Work to be completed.
Below are the entries; return every line among them that holds the word "data".

"""

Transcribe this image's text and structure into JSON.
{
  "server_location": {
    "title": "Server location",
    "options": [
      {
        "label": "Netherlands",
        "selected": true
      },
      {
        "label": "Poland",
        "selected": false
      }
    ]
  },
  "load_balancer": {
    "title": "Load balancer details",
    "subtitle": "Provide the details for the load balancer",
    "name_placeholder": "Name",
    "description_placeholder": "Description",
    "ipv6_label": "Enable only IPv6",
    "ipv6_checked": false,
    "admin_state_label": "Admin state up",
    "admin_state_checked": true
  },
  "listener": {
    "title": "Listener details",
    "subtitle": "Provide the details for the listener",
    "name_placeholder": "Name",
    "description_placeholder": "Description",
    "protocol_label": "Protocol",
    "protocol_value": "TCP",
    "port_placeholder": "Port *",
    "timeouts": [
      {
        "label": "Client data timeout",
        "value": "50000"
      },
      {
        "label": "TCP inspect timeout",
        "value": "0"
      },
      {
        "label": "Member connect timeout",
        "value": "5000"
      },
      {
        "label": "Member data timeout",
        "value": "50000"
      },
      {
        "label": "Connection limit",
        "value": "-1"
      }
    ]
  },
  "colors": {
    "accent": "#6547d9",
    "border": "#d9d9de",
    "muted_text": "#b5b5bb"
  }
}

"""

Written solution.
        "label": "Client data timeout",
        "label": "Member data timeout",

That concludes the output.